However, taxis can be expensive and drivers will frequently take advantage of the fact that you most likely don't know the city, taking longer routes to increase the trip cost. It is important to make sure that whenever you get in a taxi that the driver has turned the meter on. Otherwise, when you reach your destination, the driver may demand a higher payment than the ride actually should have cost.
Taxis are most commonly used by foreigners visiting the city. Most locals never use them.
Hitch-hiking is actually one of the most common ways of making short trips around the city amongst locals. Many people are more than willing to give people rides if they are going in the same direction, in exchange for a small fee.

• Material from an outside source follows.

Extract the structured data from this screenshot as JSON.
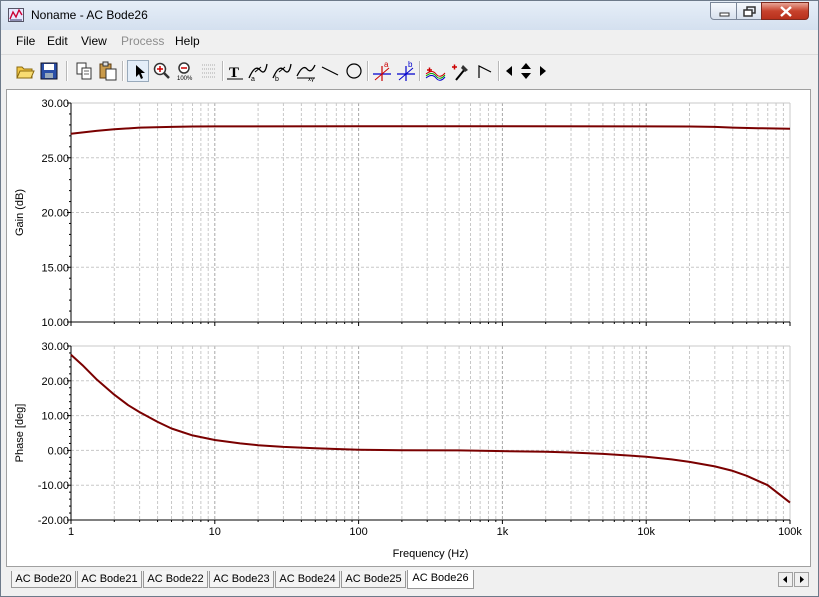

To flag down a private car, one generally stands in the street (just off the curb), holding an arm straight out into the street. If the street is busy, a car will most likely pull over within thirty seconds, often less. At this point you can talk to the driver and tell him where you are going. If it's not too far out of his way, you can negotiate a price and then get in. If he decides it's too inconvenient or you think he's charging too much, you can just try to flag down another car.
This is frequently the cheapest and fastest way to get wherever you want to go, and locals will frequently hitch-hike. It is generally considered fairly safe, though is generally not recommended if you're a woman travelling by yourself or if you're currently in a questionable neighborhood. Foreigners should not hitch-hike unless they have a good command of the Novegradian language and have seen someone else do it at least once before.